Step 2: Neil creates a Job, with ID 789, whose Specification includes a External Initiator with parameters stating that it should listen to Carol’s Bitcoin address for updates.
Step 3: Upon Job creation, Neil’s node notifies the External Initiator that it wants to listen for updates to Carol’s address.
Step 4: The External Initiator opens a ZeroMQ subscription to the Bitcoin Node, listening for any updates to 1A1zP1eP5QGefi2DMPTfTL5SLmv7DivfNa.
Now, for every payment that Carol receives to her Bitcoin address the following workflow is kicked off:
Step 5: The Bitcoin Node sends a ZeroMQ message to the External Initiator, informing it of that 558 Sats (or 0.00000558 Bitcoin) was just paid to 1A1zP1eP5QGefi2DMPTfTL5SLmv7DivfNa.
Step 6: The External Initiator receives the ZeroMQ message and translates it into a Chainlink message, it sends a message to the Core as a Run Request, with Job ID 789 and params
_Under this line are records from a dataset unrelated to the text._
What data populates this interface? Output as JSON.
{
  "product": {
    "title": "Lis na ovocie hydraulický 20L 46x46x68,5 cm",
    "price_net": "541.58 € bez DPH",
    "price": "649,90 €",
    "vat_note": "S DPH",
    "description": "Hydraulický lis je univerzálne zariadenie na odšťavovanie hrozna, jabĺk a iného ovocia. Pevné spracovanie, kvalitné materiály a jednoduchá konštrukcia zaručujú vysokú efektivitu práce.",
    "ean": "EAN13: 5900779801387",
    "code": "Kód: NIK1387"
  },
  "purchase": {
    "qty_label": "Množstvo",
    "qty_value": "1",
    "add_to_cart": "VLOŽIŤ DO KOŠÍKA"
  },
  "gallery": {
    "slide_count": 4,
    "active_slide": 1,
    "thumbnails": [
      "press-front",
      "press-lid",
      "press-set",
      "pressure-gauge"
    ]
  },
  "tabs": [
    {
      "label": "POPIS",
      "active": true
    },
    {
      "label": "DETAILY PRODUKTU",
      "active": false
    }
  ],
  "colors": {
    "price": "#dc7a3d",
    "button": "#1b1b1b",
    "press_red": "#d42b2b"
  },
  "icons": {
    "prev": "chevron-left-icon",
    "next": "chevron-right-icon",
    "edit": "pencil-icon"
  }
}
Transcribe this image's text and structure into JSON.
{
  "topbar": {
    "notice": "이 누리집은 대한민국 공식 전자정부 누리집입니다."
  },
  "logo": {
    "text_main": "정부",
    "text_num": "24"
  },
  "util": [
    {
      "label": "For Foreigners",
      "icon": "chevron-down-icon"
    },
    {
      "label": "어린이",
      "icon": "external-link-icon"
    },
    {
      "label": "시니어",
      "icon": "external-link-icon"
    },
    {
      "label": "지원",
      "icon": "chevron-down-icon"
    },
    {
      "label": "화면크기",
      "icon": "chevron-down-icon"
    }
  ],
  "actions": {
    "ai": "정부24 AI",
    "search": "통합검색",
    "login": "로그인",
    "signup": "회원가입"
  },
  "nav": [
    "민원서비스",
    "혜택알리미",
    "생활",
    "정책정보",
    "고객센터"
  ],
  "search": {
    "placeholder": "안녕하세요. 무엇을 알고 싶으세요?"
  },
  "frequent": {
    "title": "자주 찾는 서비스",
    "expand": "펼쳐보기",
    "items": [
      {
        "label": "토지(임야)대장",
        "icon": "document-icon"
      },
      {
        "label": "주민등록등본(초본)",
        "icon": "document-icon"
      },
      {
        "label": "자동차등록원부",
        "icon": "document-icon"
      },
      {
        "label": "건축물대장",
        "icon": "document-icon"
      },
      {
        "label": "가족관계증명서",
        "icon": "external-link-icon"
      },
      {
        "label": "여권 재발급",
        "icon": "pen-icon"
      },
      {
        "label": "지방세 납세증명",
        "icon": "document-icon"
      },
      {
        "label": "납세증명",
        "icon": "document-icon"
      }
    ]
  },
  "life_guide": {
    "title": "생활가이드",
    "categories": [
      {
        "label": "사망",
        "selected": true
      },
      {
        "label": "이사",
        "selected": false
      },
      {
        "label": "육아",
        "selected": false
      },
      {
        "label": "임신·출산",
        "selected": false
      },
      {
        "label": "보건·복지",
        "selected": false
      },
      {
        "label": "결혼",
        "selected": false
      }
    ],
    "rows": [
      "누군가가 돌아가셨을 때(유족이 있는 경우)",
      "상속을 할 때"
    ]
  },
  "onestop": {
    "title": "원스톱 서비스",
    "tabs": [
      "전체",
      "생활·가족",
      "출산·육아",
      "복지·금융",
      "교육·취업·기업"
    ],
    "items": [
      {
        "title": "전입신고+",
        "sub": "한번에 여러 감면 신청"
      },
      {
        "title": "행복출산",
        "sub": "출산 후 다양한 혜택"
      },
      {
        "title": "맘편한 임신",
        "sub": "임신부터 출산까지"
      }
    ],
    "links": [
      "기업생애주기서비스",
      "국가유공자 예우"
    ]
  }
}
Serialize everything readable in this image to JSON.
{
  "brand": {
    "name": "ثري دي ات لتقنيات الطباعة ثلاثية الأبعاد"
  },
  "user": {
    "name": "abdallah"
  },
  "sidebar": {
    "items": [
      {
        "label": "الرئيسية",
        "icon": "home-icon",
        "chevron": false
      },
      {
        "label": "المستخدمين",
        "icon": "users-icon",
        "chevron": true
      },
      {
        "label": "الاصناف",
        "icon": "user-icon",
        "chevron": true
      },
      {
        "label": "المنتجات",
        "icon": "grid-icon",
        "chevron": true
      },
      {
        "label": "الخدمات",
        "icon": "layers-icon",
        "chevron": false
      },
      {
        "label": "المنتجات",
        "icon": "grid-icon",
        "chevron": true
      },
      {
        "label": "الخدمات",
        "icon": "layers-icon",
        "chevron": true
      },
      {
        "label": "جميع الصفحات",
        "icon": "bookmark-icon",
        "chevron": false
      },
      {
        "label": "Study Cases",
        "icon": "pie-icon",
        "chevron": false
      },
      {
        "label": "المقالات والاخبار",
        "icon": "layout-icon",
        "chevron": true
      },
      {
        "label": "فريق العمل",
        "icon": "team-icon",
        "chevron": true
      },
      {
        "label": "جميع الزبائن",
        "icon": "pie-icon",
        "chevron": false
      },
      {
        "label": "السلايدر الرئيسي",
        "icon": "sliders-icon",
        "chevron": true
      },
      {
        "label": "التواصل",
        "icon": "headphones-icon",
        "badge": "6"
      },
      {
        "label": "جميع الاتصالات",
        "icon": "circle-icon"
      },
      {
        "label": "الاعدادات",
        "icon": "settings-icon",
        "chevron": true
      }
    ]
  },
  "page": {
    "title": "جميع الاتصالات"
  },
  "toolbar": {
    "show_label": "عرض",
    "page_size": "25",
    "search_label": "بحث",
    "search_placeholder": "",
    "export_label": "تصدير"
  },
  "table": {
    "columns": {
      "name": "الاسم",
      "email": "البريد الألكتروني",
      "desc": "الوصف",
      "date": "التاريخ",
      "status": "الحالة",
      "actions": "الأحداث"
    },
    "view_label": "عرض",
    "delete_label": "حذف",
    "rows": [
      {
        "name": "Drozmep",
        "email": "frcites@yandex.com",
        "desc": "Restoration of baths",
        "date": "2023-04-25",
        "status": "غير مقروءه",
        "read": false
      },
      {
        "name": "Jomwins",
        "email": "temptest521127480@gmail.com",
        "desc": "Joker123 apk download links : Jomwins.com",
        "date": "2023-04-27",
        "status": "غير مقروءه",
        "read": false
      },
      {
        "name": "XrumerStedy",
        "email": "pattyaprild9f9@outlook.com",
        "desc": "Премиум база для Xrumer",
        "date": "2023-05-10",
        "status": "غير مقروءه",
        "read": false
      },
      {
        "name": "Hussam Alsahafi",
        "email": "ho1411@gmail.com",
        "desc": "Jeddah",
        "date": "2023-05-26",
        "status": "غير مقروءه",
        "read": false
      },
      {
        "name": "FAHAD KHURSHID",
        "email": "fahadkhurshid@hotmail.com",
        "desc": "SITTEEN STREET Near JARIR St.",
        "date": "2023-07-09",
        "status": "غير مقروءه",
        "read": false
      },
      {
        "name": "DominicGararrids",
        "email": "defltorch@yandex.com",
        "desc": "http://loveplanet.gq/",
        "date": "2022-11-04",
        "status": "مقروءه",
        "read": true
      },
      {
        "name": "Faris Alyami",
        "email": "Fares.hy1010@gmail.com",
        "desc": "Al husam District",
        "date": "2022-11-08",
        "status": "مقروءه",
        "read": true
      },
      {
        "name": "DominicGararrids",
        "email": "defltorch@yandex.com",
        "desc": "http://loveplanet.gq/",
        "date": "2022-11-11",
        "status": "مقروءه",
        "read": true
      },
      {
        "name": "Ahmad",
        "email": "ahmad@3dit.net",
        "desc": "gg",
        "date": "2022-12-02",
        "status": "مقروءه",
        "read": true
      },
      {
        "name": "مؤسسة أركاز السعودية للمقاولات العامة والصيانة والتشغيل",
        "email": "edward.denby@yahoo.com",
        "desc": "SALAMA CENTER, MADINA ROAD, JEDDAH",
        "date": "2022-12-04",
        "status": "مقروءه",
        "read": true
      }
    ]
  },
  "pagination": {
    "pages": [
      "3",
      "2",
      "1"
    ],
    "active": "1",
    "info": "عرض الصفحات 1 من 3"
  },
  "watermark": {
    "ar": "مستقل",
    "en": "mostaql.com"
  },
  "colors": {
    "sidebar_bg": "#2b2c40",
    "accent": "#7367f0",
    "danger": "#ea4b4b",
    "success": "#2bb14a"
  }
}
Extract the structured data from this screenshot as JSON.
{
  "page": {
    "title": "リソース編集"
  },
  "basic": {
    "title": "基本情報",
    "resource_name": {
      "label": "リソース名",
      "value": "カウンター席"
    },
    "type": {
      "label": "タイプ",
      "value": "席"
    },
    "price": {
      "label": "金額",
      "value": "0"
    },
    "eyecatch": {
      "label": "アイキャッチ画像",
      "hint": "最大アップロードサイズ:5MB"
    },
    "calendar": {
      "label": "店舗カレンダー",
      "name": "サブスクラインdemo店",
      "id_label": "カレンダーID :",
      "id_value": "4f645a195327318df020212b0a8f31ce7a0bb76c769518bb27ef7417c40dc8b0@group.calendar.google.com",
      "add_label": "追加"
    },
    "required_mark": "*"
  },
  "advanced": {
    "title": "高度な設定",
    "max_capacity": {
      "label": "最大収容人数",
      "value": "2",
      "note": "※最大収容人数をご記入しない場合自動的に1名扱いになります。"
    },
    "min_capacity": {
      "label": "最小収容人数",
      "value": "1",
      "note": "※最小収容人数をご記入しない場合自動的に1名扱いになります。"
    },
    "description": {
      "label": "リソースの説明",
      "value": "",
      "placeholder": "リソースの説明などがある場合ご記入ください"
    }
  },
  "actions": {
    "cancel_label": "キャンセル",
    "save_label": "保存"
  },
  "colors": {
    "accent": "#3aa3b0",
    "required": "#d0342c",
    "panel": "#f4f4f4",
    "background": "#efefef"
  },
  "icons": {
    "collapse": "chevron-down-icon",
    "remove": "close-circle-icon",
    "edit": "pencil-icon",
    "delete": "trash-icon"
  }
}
Step 7: The Chainlink Core receives the Run Request from the External Initiator, with Job ID 789, and triggers a new Run for the Job. It takes the Run Request parameters, and sends them in an Ethereum transaction, indicating the 558 Satoshis paid to 1A1zP1eP5QGefi2DMPTfTL5SLmv7DivfNa.
Step 8: The Chainlink Core reaches the end deadline for the Job and sends a DELETE request to the External Initiator with the Job ID 789.
Step 9: The External Initiator closes its ZeroMQ subscription to the Bitcoin node for address 1A1zP1eP5QGefi2DMPTfTL5SLmv7DivfNa.